Government-ordered restrictions on outbound flights as part of the national coronavirus lockdown are not being enforced by airport authorities due to legal difficulties with preventing passengers from boarding planes based just on the date they purchased the ticket, Channel 12 news reported.

Under tightened lockdown measures introduced on Friday, only those who bought flights before September 25 at 2 p.m., the date and time that the enhanced closure began, are permitted to board their planes.

However, the news report revealed that officials at Ben Gurion Airport have not been checking ticket purchase dates and airlines are continuing to encourage passengers to book flights.

Airlines are said to be telling their clients that if they are stopped at the airport the company will refund their tickets.

Aware of the situation, the so-called coronavirus cabinet of ministers charged with forming policy to counter the ongoing virus outbreak is working on new regulations to solve the issue by requiring all passengers who arrive at the airport to sign a declaration that they bought their tickets before the deadline, the report said.

The cabinet hopes to approve the regulations later Wednesday so that the measure can be immediately applied.

The Israel Airport Authority confirmed to Channel 12 that the restrictions are not currently being enforced.

“Following a suspension in the checks [of ticket purchase dates], we are preparing to continue performing checks according to the outline that will be approved by the coronavirus cabinet today,” the IAA said in a statement.

Ben Gurion Airport told the station that ticket inspections “will not be carried out until the matter is covered by regulations” but stressed that all other paperwork required of passengers, including documents demanded by the Health Ministry, is being checked.

One local flight operator, Israir Airlines, has challenged the government restrictions on outgoing flights in a petition filed at the High Court of Justice.

The company claimed that the primary purpose of restricting flights is to prevent the virus coming into the country and therefore there is no need to restrict outgoing flights. In addition, the company noted the difficulties in stopping those who also hold foreign passports from flying to counties where they have citizenship.

Transportation Minister Miri Regev visits at Ben Gurion Airport near Tel Aviv on August 13, 2020. (Flash90)

Hours before the new restrictions were to come into force, Transportation Minister Miri Regev announced the purchase date limitation and declared “the skies will remain partially open.”

She said Israelis would be able to return to the country “without limitations” but noted that a 14-day quarantine will continue to be imposed on people landing in Israel from “red countries” with high coronavirus rates.

Some 5,000 people took flights out of Israel last Thursday, Hebrew-language media reported, and a further 4,000 people landed on return flights.

Many of those standing in line at check-in counters said they had quickly purchased tickets once it became clear that the government was going to order the strict lockdown.

Those who spoke to media told largely the same story: If they are going to be stuck at home anyway, unable to see family or engage in recreation, then they may as well go abroad where they will be free to enjoy themselves.

A three-week lockdown, the second since the coronavirus pandemic began, started on September 18 and then further tightened last Friday as virus infection cases continued to climb rapidly.
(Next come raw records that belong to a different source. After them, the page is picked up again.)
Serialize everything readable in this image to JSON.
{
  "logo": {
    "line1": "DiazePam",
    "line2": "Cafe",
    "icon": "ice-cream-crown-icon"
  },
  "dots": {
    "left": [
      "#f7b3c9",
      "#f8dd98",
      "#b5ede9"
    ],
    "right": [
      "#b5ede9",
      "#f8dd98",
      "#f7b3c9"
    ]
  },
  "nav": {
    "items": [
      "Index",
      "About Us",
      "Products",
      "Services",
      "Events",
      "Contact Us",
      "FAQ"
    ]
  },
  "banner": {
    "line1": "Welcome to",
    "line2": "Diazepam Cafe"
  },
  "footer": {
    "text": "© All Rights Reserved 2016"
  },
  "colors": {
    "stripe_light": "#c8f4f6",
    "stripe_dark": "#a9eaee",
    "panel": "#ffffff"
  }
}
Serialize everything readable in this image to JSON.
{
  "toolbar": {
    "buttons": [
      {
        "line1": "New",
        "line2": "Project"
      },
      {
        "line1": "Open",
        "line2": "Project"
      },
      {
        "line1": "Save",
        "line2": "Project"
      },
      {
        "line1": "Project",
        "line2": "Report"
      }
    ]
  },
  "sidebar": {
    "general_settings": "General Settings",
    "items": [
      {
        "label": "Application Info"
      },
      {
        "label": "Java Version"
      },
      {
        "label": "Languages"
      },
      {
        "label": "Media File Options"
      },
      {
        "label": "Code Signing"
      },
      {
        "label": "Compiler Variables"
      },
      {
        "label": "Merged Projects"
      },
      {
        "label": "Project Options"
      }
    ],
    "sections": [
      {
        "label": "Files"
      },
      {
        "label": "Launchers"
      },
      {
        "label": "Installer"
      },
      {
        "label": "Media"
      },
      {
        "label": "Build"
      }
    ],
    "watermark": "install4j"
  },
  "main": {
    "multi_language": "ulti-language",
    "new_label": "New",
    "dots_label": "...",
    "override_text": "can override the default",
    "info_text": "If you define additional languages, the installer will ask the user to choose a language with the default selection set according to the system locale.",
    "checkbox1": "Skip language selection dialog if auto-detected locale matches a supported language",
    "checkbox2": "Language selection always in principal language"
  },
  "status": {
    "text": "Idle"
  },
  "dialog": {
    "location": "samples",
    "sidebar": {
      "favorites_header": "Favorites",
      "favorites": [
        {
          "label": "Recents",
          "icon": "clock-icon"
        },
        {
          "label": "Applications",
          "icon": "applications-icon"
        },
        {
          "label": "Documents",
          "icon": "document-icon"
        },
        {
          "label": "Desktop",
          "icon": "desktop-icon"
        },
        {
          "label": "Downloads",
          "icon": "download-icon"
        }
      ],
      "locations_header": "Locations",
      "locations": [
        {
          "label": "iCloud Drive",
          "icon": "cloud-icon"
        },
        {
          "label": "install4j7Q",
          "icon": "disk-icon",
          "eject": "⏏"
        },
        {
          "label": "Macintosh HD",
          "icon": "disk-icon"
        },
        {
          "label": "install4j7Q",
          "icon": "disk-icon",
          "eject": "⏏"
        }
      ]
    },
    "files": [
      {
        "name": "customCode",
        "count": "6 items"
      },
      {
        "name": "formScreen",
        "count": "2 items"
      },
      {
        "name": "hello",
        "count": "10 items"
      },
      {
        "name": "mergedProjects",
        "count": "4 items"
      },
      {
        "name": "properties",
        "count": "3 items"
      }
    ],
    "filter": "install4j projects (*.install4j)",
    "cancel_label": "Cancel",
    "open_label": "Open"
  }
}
Government officials, including Prime Minister Benjamin Netanyahu, have already warned that the lockdown will likely be extended beyond its initial end date.

Netanyahu on Wednesday said it could take up to a year to lift all the restrictions.

As of Wednesday evening, Israel has had a total of 243,895 confirmed cases since the start of the pandemic, with 68,110 active cases. There have been 1,552 deaths.